**Work instructions**
Filter the entries, keeping every line with the string "Ziel".

* * * * * * *

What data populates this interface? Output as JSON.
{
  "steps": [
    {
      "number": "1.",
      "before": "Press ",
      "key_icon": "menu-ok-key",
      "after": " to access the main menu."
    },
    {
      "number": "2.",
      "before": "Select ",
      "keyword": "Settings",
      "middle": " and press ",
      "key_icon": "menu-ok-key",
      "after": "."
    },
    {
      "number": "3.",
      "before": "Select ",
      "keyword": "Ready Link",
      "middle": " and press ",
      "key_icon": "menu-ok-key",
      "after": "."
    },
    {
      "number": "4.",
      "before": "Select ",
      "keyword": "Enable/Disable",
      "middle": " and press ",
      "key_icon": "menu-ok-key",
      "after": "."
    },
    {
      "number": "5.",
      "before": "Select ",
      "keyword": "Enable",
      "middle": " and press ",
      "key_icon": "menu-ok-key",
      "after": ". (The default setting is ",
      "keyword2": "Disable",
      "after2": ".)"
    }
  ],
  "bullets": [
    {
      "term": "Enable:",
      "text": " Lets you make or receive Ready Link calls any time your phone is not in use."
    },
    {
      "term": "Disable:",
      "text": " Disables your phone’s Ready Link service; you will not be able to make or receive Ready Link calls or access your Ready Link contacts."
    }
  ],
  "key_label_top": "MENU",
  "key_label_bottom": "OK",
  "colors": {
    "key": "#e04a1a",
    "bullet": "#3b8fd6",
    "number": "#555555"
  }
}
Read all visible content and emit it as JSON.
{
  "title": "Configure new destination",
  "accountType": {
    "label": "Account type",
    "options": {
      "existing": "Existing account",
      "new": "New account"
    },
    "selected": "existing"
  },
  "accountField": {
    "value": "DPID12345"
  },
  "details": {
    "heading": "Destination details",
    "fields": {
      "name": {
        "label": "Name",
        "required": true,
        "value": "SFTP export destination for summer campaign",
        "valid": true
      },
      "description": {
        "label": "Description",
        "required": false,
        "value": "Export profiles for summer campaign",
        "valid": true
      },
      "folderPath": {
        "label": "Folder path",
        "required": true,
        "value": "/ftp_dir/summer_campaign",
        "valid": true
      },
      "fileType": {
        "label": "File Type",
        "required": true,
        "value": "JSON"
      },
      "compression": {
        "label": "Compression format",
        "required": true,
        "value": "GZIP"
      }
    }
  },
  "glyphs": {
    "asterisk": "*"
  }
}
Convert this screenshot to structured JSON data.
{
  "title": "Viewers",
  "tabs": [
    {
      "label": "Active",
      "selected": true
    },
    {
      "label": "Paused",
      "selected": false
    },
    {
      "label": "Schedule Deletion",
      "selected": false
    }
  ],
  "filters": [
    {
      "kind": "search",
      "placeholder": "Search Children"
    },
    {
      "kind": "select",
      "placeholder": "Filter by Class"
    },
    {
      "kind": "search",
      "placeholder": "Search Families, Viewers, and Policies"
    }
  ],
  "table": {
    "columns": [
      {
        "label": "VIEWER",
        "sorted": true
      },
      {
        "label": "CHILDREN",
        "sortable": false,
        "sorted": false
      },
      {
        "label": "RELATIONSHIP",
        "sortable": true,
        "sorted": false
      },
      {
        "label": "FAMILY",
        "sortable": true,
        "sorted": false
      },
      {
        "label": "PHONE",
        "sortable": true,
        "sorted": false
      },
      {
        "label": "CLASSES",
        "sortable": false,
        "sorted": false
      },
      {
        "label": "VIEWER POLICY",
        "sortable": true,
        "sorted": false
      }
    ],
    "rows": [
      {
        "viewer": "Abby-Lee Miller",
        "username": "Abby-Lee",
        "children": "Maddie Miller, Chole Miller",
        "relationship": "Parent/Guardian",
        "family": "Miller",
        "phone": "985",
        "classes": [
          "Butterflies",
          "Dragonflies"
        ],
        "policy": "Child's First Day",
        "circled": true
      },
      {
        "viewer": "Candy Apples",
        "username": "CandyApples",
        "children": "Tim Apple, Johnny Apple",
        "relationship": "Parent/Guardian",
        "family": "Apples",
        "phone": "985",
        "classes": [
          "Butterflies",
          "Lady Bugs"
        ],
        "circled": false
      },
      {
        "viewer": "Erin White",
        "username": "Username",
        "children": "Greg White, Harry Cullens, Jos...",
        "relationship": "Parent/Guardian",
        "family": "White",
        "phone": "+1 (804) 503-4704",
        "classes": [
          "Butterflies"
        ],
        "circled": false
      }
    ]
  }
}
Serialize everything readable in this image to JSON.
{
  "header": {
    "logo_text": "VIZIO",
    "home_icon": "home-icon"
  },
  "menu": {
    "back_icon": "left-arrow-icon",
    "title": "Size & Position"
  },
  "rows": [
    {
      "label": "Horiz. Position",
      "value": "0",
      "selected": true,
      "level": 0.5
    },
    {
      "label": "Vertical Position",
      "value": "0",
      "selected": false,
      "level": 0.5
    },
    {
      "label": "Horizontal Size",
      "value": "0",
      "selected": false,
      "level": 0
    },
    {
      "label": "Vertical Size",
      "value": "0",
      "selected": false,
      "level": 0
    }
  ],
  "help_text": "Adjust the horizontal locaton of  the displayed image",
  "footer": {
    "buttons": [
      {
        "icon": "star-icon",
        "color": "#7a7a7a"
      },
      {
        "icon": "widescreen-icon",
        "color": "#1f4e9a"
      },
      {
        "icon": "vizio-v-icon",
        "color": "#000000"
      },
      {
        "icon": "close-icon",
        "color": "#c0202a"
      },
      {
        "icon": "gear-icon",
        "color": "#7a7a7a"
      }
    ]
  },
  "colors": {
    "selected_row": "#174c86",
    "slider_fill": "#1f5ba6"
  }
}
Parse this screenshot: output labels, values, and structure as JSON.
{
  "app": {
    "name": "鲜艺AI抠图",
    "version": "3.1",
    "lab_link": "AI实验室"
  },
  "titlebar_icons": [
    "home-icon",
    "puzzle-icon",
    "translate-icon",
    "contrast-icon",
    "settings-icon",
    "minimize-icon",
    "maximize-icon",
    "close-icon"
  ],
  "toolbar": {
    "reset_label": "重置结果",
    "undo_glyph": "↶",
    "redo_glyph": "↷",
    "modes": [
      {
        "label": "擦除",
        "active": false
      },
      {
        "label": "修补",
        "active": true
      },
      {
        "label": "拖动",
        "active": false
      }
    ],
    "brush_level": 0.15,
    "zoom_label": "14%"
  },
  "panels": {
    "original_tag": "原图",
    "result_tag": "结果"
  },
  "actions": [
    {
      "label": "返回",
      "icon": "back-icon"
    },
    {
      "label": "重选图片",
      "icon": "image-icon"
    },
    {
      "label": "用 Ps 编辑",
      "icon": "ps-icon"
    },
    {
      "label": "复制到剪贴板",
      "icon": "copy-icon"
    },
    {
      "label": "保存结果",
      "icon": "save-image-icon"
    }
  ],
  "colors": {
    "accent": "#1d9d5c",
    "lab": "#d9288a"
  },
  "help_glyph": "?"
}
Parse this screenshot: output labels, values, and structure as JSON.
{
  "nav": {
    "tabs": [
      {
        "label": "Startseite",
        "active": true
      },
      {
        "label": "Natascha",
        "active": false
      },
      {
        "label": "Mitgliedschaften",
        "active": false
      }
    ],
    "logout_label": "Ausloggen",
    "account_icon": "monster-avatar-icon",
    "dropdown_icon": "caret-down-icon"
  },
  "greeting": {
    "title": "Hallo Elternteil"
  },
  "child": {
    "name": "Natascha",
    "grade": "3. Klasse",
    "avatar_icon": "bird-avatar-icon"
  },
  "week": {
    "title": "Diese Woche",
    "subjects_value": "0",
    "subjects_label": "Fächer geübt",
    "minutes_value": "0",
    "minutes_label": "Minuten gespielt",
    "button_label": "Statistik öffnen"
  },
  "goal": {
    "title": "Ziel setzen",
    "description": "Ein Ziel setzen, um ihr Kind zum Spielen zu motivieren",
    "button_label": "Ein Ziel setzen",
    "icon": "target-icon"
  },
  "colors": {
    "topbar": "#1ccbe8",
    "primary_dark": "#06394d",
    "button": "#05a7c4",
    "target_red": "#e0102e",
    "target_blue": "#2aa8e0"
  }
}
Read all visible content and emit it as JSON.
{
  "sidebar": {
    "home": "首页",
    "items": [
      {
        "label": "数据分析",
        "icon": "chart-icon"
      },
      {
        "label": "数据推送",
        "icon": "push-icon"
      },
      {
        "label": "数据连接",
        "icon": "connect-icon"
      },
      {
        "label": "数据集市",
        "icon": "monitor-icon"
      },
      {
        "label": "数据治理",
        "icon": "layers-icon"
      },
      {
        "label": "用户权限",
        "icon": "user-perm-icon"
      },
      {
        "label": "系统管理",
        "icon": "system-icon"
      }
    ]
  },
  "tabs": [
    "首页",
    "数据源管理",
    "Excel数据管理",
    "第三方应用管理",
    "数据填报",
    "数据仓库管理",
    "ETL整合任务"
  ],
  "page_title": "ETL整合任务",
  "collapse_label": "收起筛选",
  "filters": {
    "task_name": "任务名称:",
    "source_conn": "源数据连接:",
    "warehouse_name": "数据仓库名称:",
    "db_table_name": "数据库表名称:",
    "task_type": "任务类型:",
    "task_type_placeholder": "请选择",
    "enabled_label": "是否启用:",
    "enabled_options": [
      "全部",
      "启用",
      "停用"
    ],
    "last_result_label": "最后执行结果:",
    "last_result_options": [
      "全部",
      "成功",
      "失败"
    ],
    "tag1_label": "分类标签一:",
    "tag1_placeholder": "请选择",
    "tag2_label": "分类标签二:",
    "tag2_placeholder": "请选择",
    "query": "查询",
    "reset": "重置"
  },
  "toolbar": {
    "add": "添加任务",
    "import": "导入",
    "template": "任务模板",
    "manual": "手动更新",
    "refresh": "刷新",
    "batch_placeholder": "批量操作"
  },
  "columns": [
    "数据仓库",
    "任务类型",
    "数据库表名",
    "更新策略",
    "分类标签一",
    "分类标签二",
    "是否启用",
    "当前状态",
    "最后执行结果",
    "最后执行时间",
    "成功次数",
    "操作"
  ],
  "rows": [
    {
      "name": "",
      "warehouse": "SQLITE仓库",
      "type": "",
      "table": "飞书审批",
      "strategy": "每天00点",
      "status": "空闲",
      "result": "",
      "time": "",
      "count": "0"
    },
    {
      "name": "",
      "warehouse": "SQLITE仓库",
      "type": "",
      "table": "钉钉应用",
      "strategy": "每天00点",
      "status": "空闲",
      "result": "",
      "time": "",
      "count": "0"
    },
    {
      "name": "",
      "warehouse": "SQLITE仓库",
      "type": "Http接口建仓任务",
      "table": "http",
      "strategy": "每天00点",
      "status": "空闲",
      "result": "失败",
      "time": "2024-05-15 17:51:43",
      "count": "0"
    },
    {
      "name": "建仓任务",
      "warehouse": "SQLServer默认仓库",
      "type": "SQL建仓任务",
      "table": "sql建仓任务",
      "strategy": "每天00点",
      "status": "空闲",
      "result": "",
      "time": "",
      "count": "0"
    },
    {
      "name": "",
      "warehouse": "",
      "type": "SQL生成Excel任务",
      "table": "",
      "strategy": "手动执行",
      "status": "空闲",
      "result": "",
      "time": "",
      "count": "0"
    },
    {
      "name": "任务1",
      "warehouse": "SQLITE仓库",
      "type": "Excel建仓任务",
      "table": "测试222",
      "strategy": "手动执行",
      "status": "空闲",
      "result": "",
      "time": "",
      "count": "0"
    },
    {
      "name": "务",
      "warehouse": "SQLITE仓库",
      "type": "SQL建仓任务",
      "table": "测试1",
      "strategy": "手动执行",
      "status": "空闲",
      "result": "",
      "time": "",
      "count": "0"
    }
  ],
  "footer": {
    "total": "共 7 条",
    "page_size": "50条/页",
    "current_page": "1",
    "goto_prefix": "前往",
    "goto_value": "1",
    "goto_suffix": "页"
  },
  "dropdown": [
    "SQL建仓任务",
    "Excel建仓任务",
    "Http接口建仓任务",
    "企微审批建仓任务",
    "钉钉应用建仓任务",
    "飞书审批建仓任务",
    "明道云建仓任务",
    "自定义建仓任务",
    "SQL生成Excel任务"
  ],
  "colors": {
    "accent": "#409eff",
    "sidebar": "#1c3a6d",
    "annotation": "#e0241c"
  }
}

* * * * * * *

**Response area**
    "title": "Ziel setzen",
    "description": "Ein Ziel setzen, um ihr Kind zum Spielen zu motivieren",
    "button_label": "Ein Ziel setzen",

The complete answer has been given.